* **WORK ITEM**: Copy all lines below that use the word "caption".

EXTRACTED ENTRIES section start

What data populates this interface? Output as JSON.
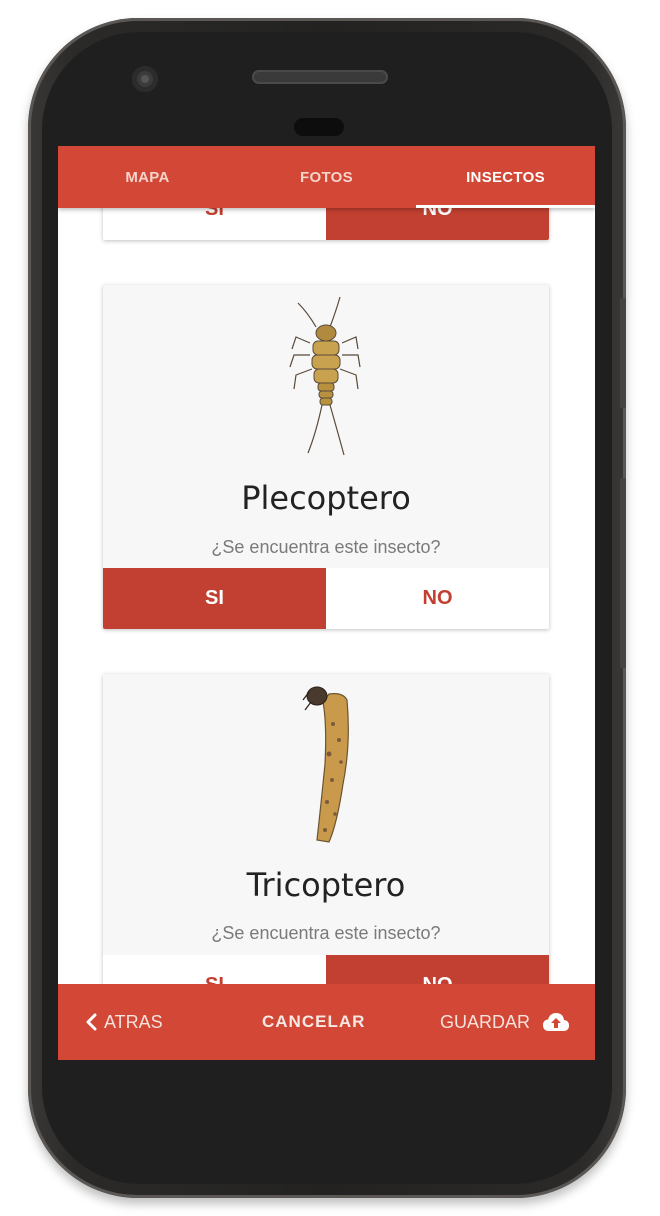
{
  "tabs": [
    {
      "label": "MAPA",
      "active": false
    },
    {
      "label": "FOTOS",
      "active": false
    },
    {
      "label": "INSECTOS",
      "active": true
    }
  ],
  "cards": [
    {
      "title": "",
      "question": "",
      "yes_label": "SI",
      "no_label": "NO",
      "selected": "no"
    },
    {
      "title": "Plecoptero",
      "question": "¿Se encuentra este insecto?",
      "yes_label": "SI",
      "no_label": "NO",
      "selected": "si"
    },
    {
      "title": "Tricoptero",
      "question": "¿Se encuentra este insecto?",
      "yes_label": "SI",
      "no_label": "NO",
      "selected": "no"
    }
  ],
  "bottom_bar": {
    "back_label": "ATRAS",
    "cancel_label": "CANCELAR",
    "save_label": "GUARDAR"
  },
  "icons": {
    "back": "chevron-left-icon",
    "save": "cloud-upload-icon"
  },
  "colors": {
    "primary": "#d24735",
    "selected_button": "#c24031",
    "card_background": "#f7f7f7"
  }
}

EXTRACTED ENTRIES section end
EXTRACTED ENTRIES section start

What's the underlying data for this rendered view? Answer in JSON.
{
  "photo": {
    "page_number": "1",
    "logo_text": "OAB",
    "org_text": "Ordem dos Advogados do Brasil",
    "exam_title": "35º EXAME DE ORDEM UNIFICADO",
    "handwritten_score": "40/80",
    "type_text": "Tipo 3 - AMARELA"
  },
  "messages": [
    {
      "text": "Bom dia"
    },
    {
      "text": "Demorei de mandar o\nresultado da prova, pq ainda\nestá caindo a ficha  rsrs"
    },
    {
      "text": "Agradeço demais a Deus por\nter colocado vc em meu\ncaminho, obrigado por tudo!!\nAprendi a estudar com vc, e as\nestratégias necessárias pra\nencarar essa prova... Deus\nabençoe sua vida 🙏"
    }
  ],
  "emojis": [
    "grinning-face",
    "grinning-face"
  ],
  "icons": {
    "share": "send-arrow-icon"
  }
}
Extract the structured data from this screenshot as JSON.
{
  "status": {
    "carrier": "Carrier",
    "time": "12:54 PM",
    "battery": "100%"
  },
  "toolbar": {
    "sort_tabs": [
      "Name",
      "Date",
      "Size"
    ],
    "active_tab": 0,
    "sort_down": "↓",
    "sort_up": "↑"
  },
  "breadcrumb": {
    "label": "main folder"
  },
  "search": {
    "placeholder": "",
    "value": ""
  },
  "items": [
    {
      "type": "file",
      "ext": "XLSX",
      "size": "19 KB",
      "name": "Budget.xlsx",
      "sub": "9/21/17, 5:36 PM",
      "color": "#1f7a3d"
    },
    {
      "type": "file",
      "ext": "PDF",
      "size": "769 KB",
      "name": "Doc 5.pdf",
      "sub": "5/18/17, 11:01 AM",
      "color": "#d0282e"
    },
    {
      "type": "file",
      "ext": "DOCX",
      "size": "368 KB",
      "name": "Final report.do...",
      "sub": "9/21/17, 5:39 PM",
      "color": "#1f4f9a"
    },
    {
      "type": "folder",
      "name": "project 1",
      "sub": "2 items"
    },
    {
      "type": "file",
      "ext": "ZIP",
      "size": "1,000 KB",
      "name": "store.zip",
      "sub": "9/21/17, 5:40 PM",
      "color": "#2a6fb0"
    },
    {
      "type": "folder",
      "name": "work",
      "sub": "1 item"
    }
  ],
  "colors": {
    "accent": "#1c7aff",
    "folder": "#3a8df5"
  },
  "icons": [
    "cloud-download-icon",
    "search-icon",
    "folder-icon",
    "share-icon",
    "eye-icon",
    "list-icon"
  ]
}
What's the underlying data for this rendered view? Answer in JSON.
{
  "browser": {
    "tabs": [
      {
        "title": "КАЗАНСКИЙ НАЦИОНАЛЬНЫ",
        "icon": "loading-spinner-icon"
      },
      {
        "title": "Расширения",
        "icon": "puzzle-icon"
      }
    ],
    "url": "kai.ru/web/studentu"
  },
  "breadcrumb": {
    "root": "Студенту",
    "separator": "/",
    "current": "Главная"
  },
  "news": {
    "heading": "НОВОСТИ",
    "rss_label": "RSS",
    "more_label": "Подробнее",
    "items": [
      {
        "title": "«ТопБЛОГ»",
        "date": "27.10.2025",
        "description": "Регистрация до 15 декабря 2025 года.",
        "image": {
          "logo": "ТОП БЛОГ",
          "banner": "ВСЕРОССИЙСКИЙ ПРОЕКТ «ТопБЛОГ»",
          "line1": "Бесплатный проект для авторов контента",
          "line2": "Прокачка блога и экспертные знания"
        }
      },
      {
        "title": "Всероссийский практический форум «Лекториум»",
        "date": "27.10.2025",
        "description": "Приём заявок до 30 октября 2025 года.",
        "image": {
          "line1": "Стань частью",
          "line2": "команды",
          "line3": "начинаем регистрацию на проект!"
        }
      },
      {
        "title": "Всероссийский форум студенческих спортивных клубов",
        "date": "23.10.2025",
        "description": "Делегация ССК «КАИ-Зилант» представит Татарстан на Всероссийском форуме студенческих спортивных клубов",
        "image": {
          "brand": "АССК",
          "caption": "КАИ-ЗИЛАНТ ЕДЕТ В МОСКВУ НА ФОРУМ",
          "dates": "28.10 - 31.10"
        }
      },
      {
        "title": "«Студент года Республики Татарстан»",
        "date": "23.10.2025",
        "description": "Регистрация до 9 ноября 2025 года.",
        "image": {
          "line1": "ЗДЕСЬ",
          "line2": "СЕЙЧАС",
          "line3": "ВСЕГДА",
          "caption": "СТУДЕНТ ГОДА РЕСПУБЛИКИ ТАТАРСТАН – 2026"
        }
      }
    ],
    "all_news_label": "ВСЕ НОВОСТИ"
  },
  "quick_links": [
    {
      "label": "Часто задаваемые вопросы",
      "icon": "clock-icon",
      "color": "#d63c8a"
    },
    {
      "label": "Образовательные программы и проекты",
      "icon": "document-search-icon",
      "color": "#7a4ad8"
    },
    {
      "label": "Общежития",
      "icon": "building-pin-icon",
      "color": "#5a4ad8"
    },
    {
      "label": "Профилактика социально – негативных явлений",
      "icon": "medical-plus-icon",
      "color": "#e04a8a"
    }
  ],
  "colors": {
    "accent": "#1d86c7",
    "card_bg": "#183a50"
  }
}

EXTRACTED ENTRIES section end

* **SOLUTION TO THIS EXERCISE**:
          "caption": "КАИ-ЗИЛАНТ ЕДЕТ В МОСКВУ НА ФОРУМ",
          "caption": "СТУДЕНТ ГОДА РЕСПУБЛИКИ ТАТАРСТАН – 2026"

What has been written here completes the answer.